California's Water Board Shouldn't Gut the Once-Through Cooling Policy Before it Has a Chance to Work
The California State Water Board is considering a major and poorly analyzed Amendment that will dramatically weaken the Board’s recently adopted Policy to phase-out the harmful and antiquated technology of once-through cooling in coastal power plants in California. As my colleague Leila Monroe blogged, this post-World War II technology, uses sea water to cool power plants. Once-through cooling has tremendous harmful impacts on California’s coastal and marine environment. Every day, 19 power plants on our coast suck in more than 15 billion gallons of sea water, killing nearly all the marine life that water contains.
The Policy, adopted in May 2010 after five years of review, would start to bring California coastal power plants into compliance with the Clean Water Act (40 years after its passage), by setting a moderate timeline for phasing out once-through cooling over the next 14 years (or requiring comparable reductions in ocean impacts).

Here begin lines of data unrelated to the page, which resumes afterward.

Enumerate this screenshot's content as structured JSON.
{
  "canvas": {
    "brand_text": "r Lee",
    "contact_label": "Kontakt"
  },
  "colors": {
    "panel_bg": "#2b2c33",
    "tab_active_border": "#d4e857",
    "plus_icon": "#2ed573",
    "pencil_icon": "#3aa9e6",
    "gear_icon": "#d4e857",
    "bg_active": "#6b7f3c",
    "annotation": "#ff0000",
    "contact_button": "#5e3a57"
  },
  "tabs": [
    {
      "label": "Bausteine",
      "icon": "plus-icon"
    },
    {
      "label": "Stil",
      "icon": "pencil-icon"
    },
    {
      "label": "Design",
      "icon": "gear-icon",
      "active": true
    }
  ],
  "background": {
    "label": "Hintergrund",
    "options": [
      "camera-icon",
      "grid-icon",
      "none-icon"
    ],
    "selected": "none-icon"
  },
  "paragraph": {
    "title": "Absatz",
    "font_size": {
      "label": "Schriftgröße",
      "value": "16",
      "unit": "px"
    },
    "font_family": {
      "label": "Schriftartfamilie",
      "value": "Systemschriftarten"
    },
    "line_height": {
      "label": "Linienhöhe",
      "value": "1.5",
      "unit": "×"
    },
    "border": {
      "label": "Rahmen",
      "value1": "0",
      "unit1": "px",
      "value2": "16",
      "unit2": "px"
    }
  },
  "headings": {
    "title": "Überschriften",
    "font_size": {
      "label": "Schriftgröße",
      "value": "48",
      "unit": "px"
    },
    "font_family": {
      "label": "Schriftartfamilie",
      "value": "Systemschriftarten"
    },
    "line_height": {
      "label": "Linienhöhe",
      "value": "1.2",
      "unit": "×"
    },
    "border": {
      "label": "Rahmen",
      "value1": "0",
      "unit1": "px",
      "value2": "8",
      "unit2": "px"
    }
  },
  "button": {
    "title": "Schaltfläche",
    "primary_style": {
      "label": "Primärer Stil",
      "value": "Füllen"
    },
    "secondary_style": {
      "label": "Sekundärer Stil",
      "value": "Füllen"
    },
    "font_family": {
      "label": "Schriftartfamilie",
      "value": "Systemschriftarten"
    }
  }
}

The Policy was developed in close consultation with the state energy agencies, and in their September, 2009 comment letter those agencies showed support for the approach ultimately adopted by the Water Board. In order to ensure the phase out won’t have unintended consequences on the state energy supply, the State Board’s Policy also established a process for accepting ongoing advice from state energy agencies, in case any further delays or changes are found to be necessary.
Only weeks after the ink was dry on the finalized Policy, the State Water Board has now proposed an Amendment that would gut the new Policy and allow power plant owners to set their own timeline for compliance. In the meantime, power plant owners could comply through payment of a mitigation fee that courts have already determined to be illegal.
Why? There is no new information to suggest that the new Policy won’t work. In fact, the Los Angeles Department of Water and Power (LADWP), one owner of coastal power plants, released a draft energy resource plan this past summer, noting the numerous reasons for needing to retire or replace several of the existing outdated coastal generators, including reliability, air quality and increasing maintenance costs. Compliance with the Policy is possible without retirement or replacement of the coastal plants, but amending the Policy to “save” power plants that need to be replaced anyhow doesn’t make much sense.
Under the Policy (which has not even been given opportunity to be implemented), plant owners are required to submit implementation plans early next year. Without having seen the implementation plans, the Water Board has no reason to think California energy supply – including the ramp-up of renewable energy -- will be at risk, or that power plant operators have any legitimate reason for needing more time to comply with the Policy.
Furthermore, the U.S. Environmental Protection Agency, which after many years of delay is finally developing a rule to address once-through cooling, has recommended the Water Board reject the proposed amendments. The amendment was not accompanied by any additional environmental review or any review of electricity supply constraints. Indeed, no meaningful rationale was provided whatsoever.
The State Water Board should reject the proposed Amendment, and give the new Policy an opportunity to work, rather than undermine the Policy and forgo responsibility to protect California oceans. After five years of study by the State Water Board, we know California has a workable Policy to phase out once-through cooling. California’s coastal ecosystem will be better off and we can still meet our energy needs.
On November 19, NRDC joined 21 other groups in submitting a very detailed letter, which describes the many legal, policy and scientific reasons the once-through cooling Policy Amendment should be rejected at the State Water Board’s hearing on December 14th, 2010. The meeting is open to the public: come tell the Water Board to reject the Amendment.